**ACTIVITY:** Apart from the images, reproduce all of the data word for word.

**TASK MATERIAL:**
- Opening Delimiter -

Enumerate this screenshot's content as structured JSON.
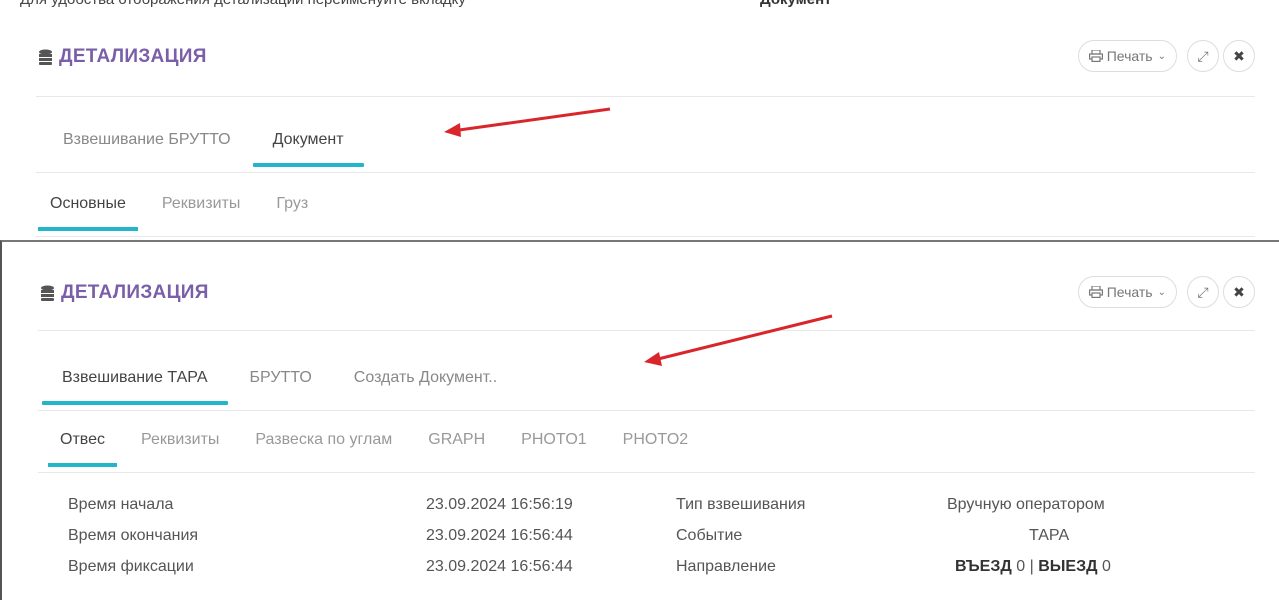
{
  "top_fragment": {
    "text": "Для удобства отображения детализации переименуйте вкладку",
    "bold": "Документ"
  },
  "panels": [
    {
      "title": "ДЕТАЛИЗАЦИЯ",
      "print_label": "Печать",
      "tabs": [
        {
          "label": "Взвешивание БРУТТО",
          "active": false
        },
        {
          "label": "Документ",
          "active": true
        }
      ],
      "sub_tabs": [
        {
          "label": "Основные",
          "active": true
        },
        {
          "label": "Реквизиты",
          "active": false
        },
        {
          "label": "Груз",
          "active": false
        }
      ]
    },
    {
      "title": "ДЕТАЛИЗАЦИЯ",
      "print_label": "Печать",
      "tabs": [
        {
          "label": "Взвешивание ТАРА",
          "active": true
        },
        {
          "label": "БРУТТО",
          "active": false
        },
        {
          "label": "Создать Документ..",
          "active": false
        }
      ],
      "sub_tabs": [
        {
          "label": "Отвес",
          "active": true
        },
        {
          "label": "Реквизиты",
          "active": false
        },
        {
          "label": "Развеска по углам",
          "active": false
        },
        {
          "label": "GRAPH",
          "active": false
        },
        {
          "label": "PHOTO1",
          "active": false
        },
        {
          "label": "PHOTO2",
          "active": false
        }
      ],
      "details": {
        "rows": [
          {
            "label": "Время начала",
            "value": "23.09.2024 16:56:19",
            "label2": "Тип взвешивания",
            "value2": "Вручную оператором"
          },
          {
            "label": "Время окончания",
            "value": "23.09.2024 16:56:44",
            "label2": "Событие",
            "value2": "ТАРА"
          },
          {
            "label": "Время фиксации",
            "value": "23.09.2024 16:56:44",
            "label2": "Направление",
            "value2": ""
          }
        ],
        "direction": {
          "in_label": "ВЪЕЗД",
          "in_count": "0",
          "separator": "|",
          "out_label": "ВЫЕЗД",
          "out_count": "0"
        }
      }
    }
  ],
  "colors": {
    "title": "#7a5fa8",
    "tab_underline": "#23b5c9",
    "arrow": "#d9262b"
  },
  "icons": {
    "title_icon": "database-icon",
    "print_icon": "printer-icon",
    "expand_icon": "expand-icon",
    "close_icon": "close-icon",
    "caret_icon": "chevron-down-icon"
  }
}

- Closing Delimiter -

**SOLUTION FOR THIS TASK:**
Enumerate this screenshot's content as structured JSON.
{
  "top_fragment": {
    "text": "Для удобства отображения детализации переименуйте вкладку",
    "bold": "Документ"
  },
  "panels": [
    {
      "title": "ДЕТАЛИЗАЦИЯ",
      "print_label": "Печать",
      "tabs": [
        {
          "label": "Взвешивание БРУТТО",
          "active": false
        },
        {
          "label": "Документ",
          "active": true
        }
      ],
      "sub_tabs": [
        {
          "label": "Основные",
          "active": true
        },
        {
          "label": "Реквизиты",
          "active": false
        },
        {
          "label": "Груз",
          "active": false
        }
      ]
    },
    {
      "title": "ДЕТАЛИЗАЦИЯ",
      "print_label": "Печать",
      "tabs": [
        {
          "label": "Взвешивание ТАРА",
          "active": true
        },
        {
          "label": "БРУТТО",
          "active": false
        },
        {
          "label": "Создать Документ..",
          "active": false
        }
      ],
      "sub_tabs": [
        {
          "label": "Отвес",
          "active": true
        },
        {
          "label": "Реквизиты",
          "active": false
        },
        {
          "label": "Развеска по углам",
          "active": false
        },
        {
          "label": "GRAPH",
          "active": false
        },
        {
          "label": "PHOTO1",
          "active": false
        },
        {
          "label": "PHOTO2",
          "active": false
        }
      ],
      "details": {
        "rows": [
          {
            "label": "Время начала",
            "value": "23.09.2024 16:56:19",
            "label2": "Тип взвешивания",
            "value2": "Вручную оператором"
          },
          {
            "label": "Время окончания",
            "value": "23.09.2024 16:56:44",
            "label2": "Событие",
            "value2": "ТАРА"
          },
          {
            "label": "Время фиксации",
            "value": "23.09.2024 16:56:44",
            "label2": "Направление",
            "value2": ""
          }
        ],
        "direction": {
          "in_label": "ВЪЕЗД",
          "in_count": "0",
          "separator": "|",
          "out_label": "ВЫЕЗД",
          "out_count": "0"
        }
      }
    }
  ],
  "colors": {
    "title": "#7a5fa8",
    "tab_underline": "#23b5c9",
    "arrow": "#d9262b"
  },
  "icons": {
    "title_icon": "database-icon",
    "print_icon": "printer-icon",
    "expand_icon": "expand-icon",
    "close_icon": "close-icon",
    "caret_icon": "chevron-down-icon"
  }
}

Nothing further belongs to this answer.